[Recorded data]
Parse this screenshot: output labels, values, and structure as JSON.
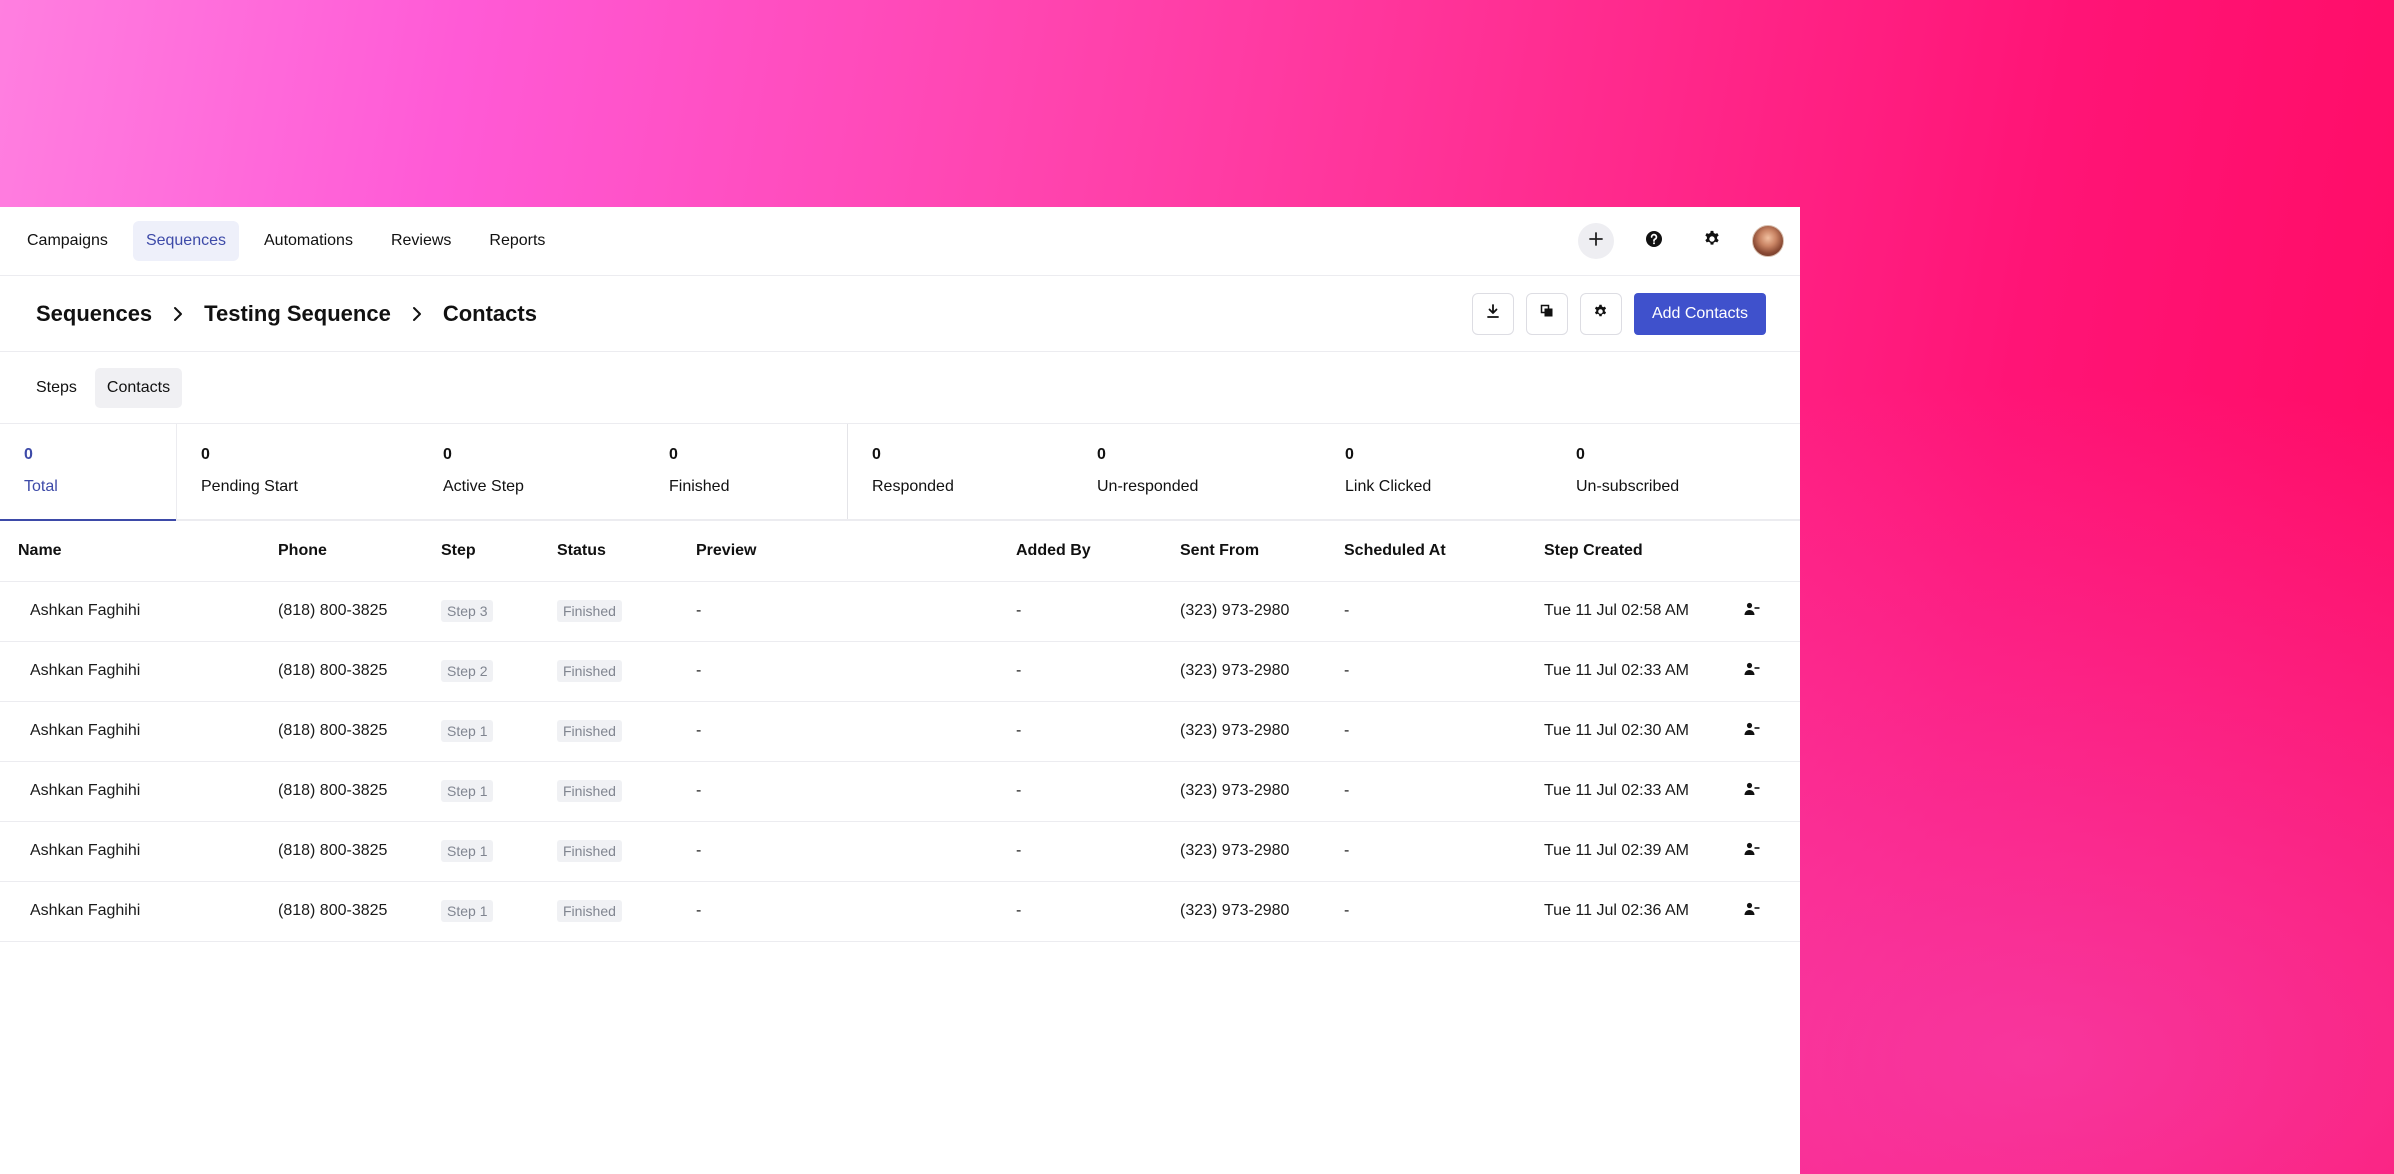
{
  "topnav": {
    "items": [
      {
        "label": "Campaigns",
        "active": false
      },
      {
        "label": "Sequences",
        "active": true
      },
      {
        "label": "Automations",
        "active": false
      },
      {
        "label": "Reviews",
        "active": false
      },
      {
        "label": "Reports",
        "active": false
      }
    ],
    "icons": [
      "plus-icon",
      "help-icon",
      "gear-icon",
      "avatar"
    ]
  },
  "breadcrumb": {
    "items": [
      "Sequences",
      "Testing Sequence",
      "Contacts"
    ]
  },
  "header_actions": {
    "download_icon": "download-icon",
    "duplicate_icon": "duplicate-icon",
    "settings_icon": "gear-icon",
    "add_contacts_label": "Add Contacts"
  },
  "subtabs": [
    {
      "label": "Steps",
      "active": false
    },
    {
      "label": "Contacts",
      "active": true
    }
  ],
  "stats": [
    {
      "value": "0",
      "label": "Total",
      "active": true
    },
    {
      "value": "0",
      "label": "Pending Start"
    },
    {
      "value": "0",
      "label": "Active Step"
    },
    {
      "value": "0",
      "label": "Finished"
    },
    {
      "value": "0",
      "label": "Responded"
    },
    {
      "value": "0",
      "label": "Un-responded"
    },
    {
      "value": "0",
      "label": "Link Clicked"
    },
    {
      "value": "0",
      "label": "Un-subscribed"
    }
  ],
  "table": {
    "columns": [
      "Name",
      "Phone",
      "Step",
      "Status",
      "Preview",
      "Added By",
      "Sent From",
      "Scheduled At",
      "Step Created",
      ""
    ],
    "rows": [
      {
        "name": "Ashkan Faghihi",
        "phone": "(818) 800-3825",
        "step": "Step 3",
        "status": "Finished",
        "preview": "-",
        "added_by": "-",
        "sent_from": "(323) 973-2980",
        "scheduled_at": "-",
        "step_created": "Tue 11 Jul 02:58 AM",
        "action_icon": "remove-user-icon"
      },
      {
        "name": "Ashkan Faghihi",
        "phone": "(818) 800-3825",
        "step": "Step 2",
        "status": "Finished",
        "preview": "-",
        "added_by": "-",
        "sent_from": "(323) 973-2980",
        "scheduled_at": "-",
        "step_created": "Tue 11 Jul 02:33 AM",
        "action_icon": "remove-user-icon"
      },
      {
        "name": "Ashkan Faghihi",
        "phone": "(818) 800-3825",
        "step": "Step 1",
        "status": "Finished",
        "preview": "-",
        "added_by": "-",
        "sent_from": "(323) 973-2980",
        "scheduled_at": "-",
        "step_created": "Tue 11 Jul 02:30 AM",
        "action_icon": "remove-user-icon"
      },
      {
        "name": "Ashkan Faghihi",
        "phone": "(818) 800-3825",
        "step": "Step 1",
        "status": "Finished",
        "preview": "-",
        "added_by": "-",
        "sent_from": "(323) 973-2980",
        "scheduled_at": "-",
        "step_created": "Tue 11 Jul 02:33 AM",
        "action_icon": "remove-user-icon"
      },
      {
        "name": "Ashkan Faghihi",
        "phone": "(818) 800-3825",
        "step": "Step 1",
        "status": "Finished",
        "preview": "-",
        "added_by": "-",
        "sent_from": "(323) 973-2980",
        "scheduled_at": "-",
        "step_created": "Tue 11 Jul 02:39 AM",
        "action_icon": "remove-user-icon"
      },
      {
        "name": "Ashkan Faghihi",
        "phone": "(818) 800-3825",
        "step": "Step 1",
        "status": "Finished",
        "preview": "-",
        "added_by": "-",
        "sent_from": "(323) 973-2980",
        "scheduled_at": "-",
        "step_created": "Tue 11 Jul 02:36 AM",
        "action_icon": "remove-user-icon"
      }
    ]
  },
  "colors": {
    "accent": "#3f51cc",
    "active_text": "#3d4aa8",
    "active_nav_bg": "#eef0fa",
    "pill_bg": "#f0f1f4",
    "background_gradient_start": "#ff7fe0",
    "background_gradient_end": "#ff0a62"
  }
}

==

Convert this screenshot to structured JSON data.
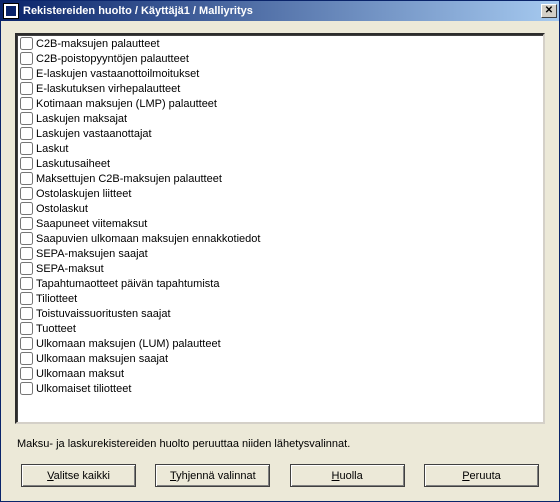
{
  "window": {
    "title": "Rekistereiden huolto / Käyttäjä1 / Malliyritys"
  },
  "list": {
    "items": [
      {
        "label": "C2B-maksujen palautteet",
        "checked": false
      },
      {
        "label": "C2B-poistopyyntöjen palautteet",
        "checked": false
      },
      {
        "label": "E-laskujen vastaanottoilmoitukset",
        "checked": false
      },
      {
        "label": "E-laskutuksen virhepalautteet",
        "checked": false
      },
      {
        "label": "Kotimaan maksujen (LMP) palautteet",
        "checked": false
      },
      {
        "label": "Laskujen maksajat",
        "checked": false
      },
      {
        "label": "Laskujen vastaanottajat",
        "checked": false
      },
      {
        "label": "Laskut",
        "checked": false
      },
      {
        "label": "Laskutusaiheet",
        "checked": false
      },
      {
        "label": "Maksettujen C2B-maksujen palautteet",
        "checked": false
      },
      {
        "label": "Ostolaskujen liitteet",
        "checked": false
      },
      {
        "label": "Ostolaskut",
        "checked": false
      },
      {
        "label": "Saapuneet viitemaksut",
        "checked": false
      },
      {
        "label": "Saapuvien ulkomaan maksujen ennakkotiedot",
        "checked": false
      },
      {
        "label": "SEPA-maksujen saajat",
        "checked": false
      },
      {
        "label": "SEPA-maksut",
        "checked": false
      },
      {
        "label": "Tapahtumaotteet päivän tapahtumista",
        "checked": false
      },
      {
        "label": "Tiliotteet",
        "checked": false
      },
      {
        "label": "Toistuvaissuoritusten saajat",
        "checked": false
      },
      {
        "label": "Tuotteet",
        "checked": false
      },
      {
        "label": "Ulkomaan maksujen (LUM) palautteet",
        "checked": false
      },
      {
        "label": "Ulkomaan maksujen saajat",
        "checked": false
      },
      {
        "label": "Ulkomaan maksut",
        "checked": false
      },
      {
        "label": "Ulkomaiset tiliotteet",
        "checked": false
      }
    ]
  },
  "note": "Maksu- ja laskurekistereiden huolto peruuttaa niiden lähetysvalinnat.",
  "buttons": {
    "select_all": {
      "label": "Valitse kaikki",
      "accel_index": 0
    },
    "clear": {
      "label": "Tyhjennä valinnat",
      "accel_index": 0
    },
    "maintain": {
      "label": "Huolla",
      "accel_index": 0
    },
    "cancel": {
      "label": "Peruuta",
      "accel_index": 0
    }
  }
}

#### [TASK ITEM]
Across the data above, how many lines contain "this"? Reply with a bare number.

#### [RESPONSE TO THE EXERCISE]
2